Before the Lakers played the Wizards last week, I answered a few questions for Wizards’ site Truth About It in the lead up to that game. It was mostly about the young players and my feelings in the aftermath of Kobe’s retirement announcement. One question, though, was about my three favorite Kobe “moments” from his career. I thought long and hard on that question and ultimately offered up this answer:
This is hard because there really aren’t any bad answers here. If I said “81,” his pass to Shaq versus the Blazers in the 2000 WCF, and the two ridiculous shots he hit to send to overtime and then win the game (and the Pacific Division) versus Blazers on the final night of the 2004 regular season, that would be totally acceptable and a lot of people would nod in agreement. (If that were someone else’s list, I know I would be nodding.)
For me, though, they are probably his four-game road barrage in the 2001 playoffs against the Kings and Spurs in back to back series where he scored 36, 48, 45, and 28 points in consecutive games; the 2009 Finals against the Magic when he was simply dominant; and Game 7 in the 2010 Finals against the Celtics where he shot so poorly (6-for-24), but still hit a huge jumper late, grabbed 15 rebounds (more than any Celtic), and had the key assist to Ron Artest (he was still Ron!) for a big 3-pointer which essentially clinched the game. The total joy on his face after that win is something I will never forget as a fan.
I sort of cheated here, since I really didn’t give any specific “moment”. Instead I gave them a 4 game stint in 2001, an entire Finals series, and a full game 7. This bending of the question actually is an analogy for what Kobe’s career has been for me. Yeah, I love the lob to Shaq or the pump-fake-then-fading-jumper he hit over Grant Hill in the 2010 WCF or the elbow jumper after Luke (#thereminder) won that jump ball against the Suns.
But Kobe’s career hasn’t really been about a single play or three. Or even a hundred. it’s been a bout a sustained excellence with so many high caliber performances they all blend together to form a hall of fame legacy. Not many can claim a portfolio like his. Making me choose will simply result in the type of answer I provided above.
This brings me to D’Angelo Russell. if you look at the boxscore for Wednesday night’s game against the Timberwolves, you’d see Russell shot 8-20 for 23 points, grabbed some rebounds, and dished some assists. The points were a career high for the rookie, but besides that, the percentage and the rest of his work in the form of stats weren’t anything noteworthy.
But when you watched the game, he showed us he might have some moments of his own to offer one day. Russell played a dynamic 4th quarter where he scored 13 of his 23 points in the period. At one point he scored 9 straight points, and closed the quarter scoring 11 of the team’s final 13 points.
— Los Angeles Lakers (@Lakers) December 10, 2015
Down the stretch, the kid simply did work. A pull up three off the dribble when his man went under a screen. A jab step three pointer with a man in his face. A leaning jumper in the closing seconds to force an overtime. This is why we watch. These are the things we’ll remember.

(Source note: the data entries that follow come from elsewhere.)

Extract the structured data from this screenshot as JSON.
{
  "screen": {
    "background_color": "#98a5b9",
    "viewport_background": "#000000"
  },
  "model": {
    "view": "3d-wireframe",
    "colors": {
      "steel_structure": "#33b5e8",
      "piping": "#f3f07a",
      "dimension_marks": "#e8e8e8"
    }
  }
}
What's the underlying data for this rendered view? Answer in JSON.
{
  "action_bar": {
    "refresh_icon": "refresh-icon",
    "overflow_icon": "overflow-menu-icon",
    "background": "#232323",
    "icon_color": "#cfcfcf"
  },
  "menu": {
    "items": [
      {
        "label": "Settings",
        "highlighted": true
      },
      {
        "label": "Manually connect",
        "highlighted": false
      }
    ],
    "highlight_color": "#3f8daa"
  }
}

Over the course of the last 20 years, we have been spoiled. Kobe once had a season where he hit six game winners. He gave us more moments than we could count. So many, in fact, it’s easy to forget some.
Seeing Kobe walk off the floor with his arm around the rookie after Russell’s own game winner didn’t fall was heartwarming. But it also served as another reminder of the bridge from one era to the next. I am in no way saying Russell will be able to do the same. But on Wednesday, for a brief flurry, he captured my imagination and gave a glimpse into what is possible.